Having reached this point, we must insist on the importance for the musicians of achieving a minimum freedom of movement allowing them, on the one hand, to develop their professional career and, on the other, to work in favourable conditions with a minimum of opportunities to make possible their survival so that they are not necessarily obliged to leave their environment. The problem of the emigration of music talents to the major European centres could be minimised with more temporary mobility (study or exchange stays) and occasional mobility (participation in concerts), as the artists themselves recognise.

In the early years of this decade in the European scene we witnessed the birth of a new type of festival: the Ramadan Nights

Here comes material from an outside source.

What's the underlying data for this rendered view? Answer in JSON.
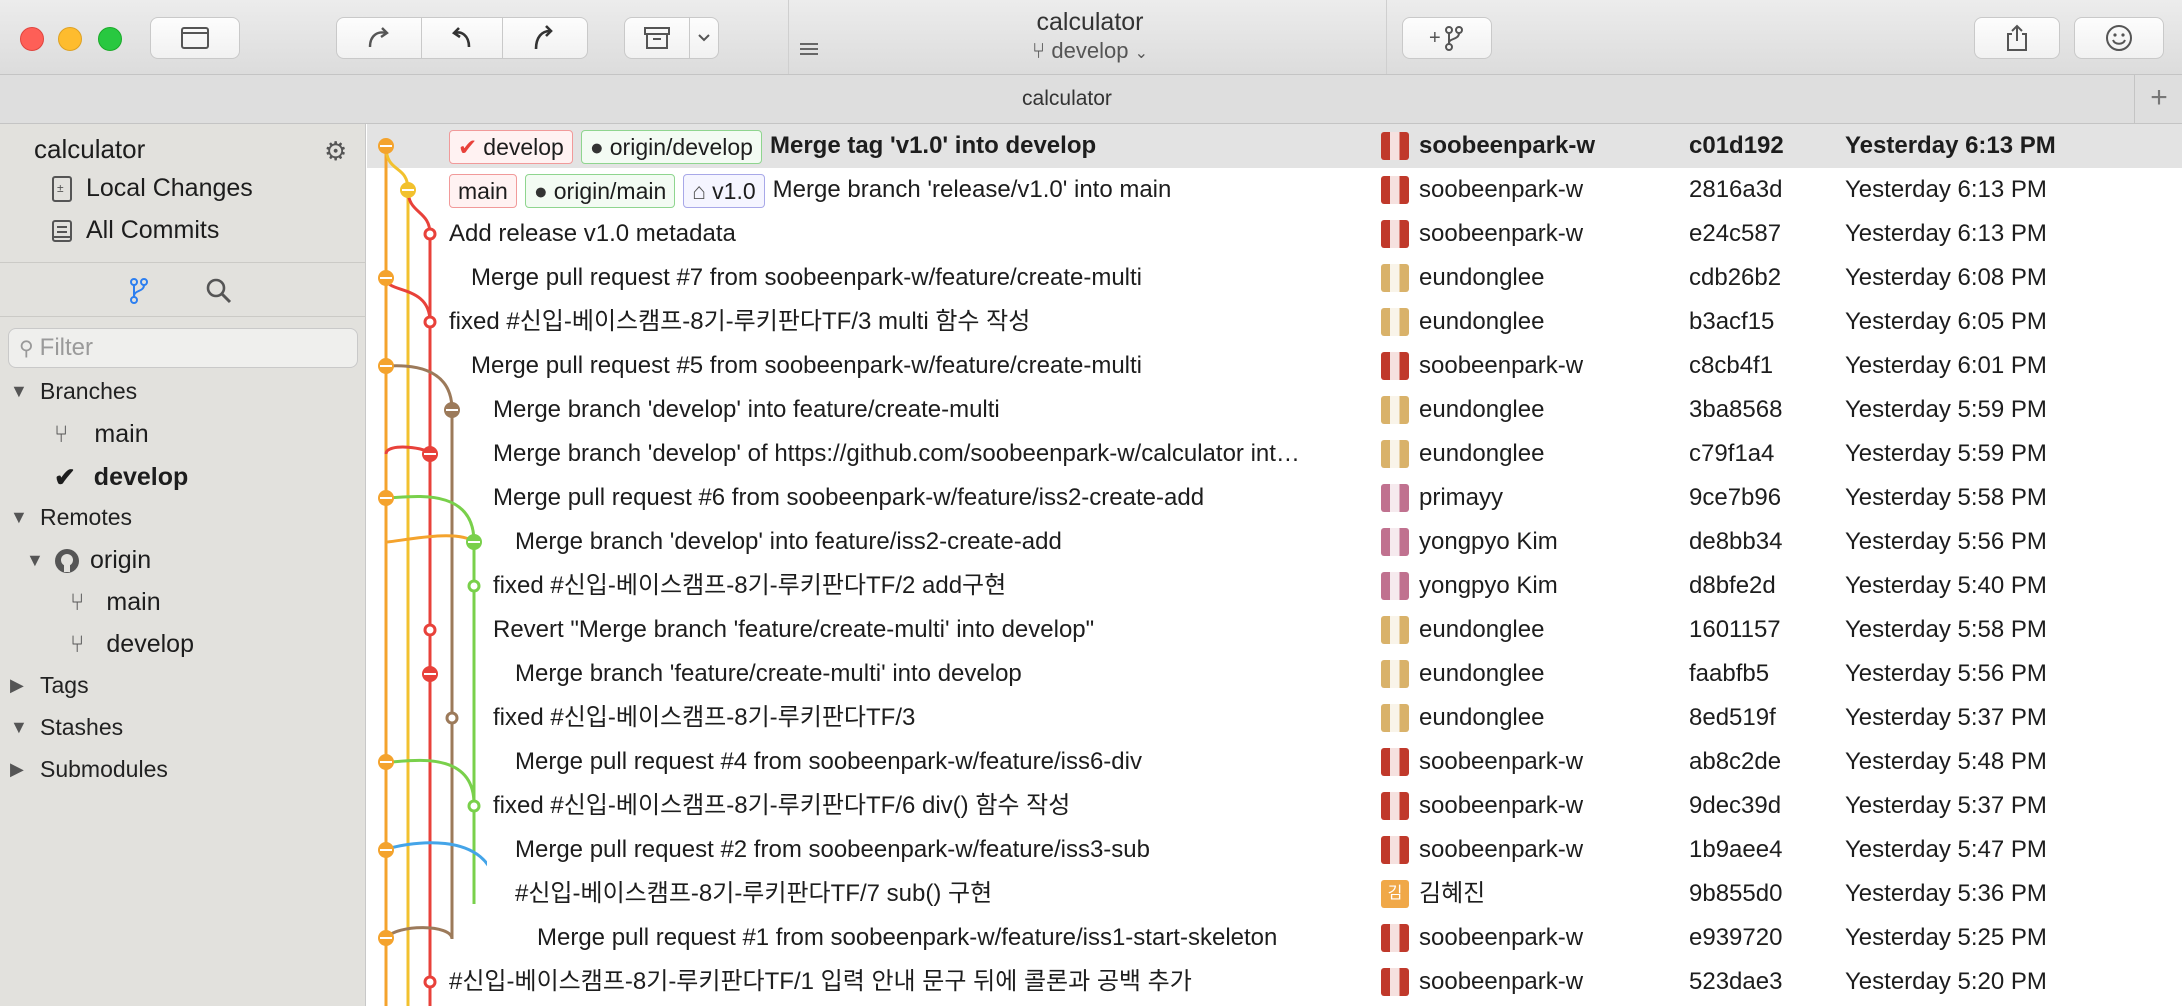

On numerous occasions it has been pointed out that the role of the cultural industry is gradually appearing as a factor of social development and of reduction of poverty in emerging countries with shortcomings in other sectors, and festivals very clearly contribute to this. It is not necessary to emphasise the importance of the mass media and of some enthusiastic professionals2 in this complex net of knowledge and promotion. Because it is not only the sporadic resonance that their coverage provides but the wide range of possibilities that having direct access to a potentially wide audience, being on the agenda of festival organisers and getting access to radio and television programmes have for a young musician, which will finally result in performances, contracts and, possibly, the holding of internationally promoted events.

If music, as a leisure and consumer activity, has been identified as one of the main factors of social integration for youth, in the case of the emerging music phenomenon in the Mediterranean area the young can become, as creators, the driving force of a new evolution towards integration and coexistence of the old societies. The challenge lies in knowing how to open channels for them to pursue this goal.


[1] We point out, among the many existing, the European Forum of World Wide Music Festival ( or Mediterrània FM (

[2] In this respect, we point out the promotion work carried out in Barcelona by Mingus B. Formentor as organiser of,, and